***** Records for this exercise *****
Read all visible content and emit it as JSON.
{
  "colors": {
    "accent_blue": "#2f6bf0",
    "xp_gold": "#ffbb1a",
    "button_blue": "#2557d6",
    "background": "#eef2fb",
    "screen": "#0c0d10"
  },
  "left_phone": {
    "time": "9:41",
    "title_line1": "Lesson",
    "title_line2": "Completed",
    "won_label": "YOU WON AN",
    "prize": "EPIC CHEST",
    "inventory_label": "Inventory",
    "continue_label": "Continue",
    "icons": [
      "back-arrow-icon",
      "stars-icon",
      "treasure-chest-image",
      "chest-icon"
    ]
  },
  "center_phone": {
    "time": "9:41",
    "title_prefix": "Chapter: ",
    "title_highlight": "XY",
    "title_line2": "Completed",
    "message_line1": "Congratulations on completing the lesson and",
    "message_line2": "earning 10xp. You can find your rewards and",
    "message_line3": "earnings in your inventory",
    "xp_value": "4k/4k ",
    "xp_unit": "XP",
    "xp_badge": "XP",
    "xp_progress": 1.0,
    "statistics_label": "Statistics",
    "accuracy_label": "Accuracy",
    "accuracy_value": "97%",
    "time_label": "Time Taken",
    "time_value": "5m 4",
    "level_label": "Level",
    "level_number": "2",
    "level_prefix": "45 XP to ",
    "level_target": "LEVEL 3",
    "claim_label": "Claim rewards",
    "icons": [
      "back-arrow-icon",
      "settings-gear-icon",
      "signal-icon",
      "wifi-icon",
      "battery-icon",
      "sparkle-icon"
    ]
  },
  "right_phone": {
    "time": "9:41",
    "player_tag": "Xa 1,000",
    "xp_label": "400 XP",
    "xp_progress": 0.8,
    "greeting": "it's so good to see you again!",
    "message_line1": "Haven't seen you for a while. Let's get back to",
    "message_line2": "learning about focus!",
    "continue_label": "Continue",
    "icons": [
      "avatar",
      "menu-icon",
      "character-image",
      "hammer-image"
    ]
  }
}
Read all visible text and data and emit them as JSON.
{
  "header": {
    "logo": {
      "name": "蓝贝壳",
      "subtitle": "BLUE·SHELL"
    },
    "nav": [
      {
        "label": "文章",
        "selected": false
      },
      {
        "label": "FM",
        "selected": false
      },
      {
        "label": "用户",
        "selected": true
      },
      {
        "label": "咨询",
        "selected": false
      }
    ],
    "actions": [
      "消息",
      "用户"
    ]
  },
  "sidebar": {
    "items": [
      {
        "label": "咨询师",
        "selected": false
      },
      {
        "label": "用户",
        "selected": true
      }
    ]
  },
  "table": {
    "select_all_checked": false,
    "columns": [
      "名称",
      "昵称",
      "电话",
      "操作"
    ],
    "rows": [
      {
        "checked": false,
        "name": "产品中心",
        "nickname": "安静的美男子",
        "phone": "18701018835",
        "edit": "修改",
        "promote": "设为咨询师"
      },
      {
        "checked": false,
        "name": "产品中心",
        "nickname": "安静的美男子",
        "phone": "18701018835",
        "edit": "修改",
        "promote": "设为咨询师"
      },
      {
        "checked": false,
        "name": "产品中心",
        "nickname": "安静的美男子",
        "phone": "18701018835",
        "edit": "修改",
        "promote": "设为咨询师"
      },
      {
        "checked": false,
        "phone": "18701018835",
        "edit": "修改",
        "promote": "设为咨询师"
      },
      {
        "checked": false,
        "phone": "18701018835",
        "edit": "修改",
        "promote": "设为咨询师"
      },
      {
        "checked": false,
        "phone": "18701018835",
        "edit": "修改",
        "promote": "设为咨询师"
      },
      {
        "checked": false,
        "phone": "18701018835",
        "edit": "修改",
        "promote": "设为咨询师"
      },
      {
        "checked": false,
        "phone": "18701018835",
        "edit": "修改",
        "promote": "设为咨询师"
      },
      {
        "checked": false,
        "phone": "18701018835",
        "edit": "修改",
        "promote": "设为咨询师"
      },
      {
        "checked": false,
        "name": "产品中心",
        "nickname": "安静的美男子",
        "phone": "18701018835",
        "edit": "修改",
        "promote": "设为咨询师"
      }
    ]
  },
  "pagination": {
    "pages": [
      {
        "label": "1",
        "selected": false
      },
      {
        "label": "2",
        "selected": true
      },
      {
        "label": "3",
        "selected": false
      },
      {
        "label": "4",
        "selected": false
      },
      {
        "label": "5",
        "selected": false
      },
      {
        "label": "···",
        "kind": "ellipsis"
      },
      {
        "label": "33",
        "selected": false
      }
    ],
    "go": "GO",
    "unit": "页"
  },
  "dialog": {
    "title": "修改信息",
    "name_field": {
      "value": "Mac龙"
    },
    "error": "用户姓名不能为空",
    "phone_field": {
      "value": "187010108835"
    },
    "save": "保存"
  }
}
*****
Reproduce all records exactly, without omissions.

→ **Exercise solution**:
Read all visible content and emit it as JSON.
{
  "colors": {
    "accent_blue": "#2f6bf0",
    "xp_gold": "#ffbb1a",
    "button_blue": "#2557d6",
    "background": "#eef2fb",
    "screen": "#0c0d10"
  },
  "left_phone": {
    "time": "9:41",
    "title_line1": "Lesson",
    "title_line2": "Completed",
    "won_label": "YOU WON AN",
    "prize": "EPIC CHEST",
    "inventory_label": "Inventory",
    "continue_label": "Continue",
    "icons": [
      "back-arrow-icon",
      "stars-icon",
      "treasure-chest-image",
      "chest-icon"
    ]
  },
  "center_phone": {
    "time": "9:41",
    "title_prefix": "Chapter: ",
    "title_highlight": "XY",
    "title_line2": "Completed",
    "message_line1": "Congratulations on completing the lesson and",
    "message_line2": "earning 10xp. You can find your rewards and",
    "message_line3": "earnings in your inventory",
    "xp_value": "4k/4k ",
    "xp_unit": "XP",
    "xp_badge": "XP",
    "xp_progress": 1.0,
    "statistics_label": "Statistics",
    "accuracy_label": "Accuracy",
    "accuracy_value": "97%",
    "time_label": "Time Taken",
    "time_value": "5m 4",
    "level_label": "Level",
    "level_number": "2",
    "level_prefix": "45 XP to ",
    "level_target": "LEVEL 3",
    "claim_label": "Claim rewards",
    "icons": [
      "back-arrow-icon",
      "settings-gear-icon",
      "signal-icon",
      "wifi-icon",
      "battery-icon",
      "sparkle-icon"
    ]
  },
  "right_phone": {
    "time": "9:41",
    "player_tag": "Xa 1,000",
    "xp_label": "400 XP",
    "xp_progress": 0.8,
    "greeting": "it's so good to see you again!",
    "message_line1": "Haven't seen you for a while. Let's get back to",
    "message_line2": "learning about focus!",
    "continue_label": "Continue",
    "icons": [
      "avatar",
      "menu-icon",
      "character-image",
      "hammer-image"
    ]
  }
}
Read all visible text and data and emit them as JSON.
{
  "header": {
    "logo": {
      "name": "蓝贝壳",
      "subtitle": "BLUE·SHELL"
    },
    "nav": [
      {
        "label": "文章",
        "selected": false
      },
      {
        "label": "FM",
        "selected": false
      },
      {
        "label": "用户",
        "selected": true
      },
      {
        "label": "咨询",
        "selected": false
      }
    ],
    "actions": [
      "消息",
      "用户"
    ]
  },
  "sidebar": {
    "items": [
      {
        "label": "咨询师",
        "selected": false
      },
      {
        "label": "用户",
        "selected": true
      }
    ]
  },
  "table": {
    "select_all_checked": false,
    "columns": [
      "名称",
      "昵称",
      "电话",
      "操作"
    ],
    "rows": [
      {
        "checked": false,
        "name": "产品中心",
        "nickname": "安静的美男子",
        "phone": "18701018835",
        "edit": "修改",
        "promote": "设为咨询师"
      },
      {
        "checked": false,
        "name": "产品中心",
        "nickname": "安静的美男子",
        "phone": "18701018835",
        "edit": "修改",
        "promote": "设为咨询师"
      },
      {
        "checked": false,
        "name": "产品中心",
        "nickname": "安静的美男子",
        "phone": "18701018835",
        "edit": "修改",
        "promote": "设为咨询师"
      },
      {
        "checked": false,
        "phone": "18701018835",
        "edit": "修改",
        "promote": "设为咨询师"
      },
      {
        "checked": false,
        "phone": "18701018835",
        "edit": "修改",
        "promote": "设为咨询师"
      },
      {
        "checked": false,
        "phone": "18701018835",
        "edit": "修改",
        "promote": "设为咨询师"
      },
      {
        "checked": false,
        "phone": "18701018835",
        "edit": "修改",
        "promote": "设为咨询师"
      },
      {
        "checked": false,
        "phone": "18701018835",
        "edit": "修改",
        "promote": "设为咨询师"
      },
      {
        "checked": false,
        "phone": "18701018835",
        "edit": "修改",
        "promote": "设为咨询师"
      },
      {
        "checked": false,
        "name": "产品中心",
        "nickname": "安静的美男子",
        "phone": "18701018835",
        "edit": "修改",
        "promote": "设为咨询师"
      }
    ]
  },
  "pagination": {
    "pages": [
      {
        "label": "1",
        "selected": false
      },
      {
        "label": "2",
        "selected": true
      },
      {
        "label": "3",
        "selected": false
      },
      {
        "label": "4",
        "selected": false
      },
      {
        "label": "5",
        "selected": false
      },
      {
        "label": "···",
        "kind": "ellipsis"
      },
      {
        "label": "33",
        "selected": false
      }
    ],
    "go": "GO",
    "unit": "页"
  },
  "dialog": {
    "title": "修改信息",
    "name_field": {
      "value": "Mac龙"
    },
    "error": "用户姓名不能为空",
    "phone_field": {
      "value": "187010108835"
    },
    "save": "保存"
  }
}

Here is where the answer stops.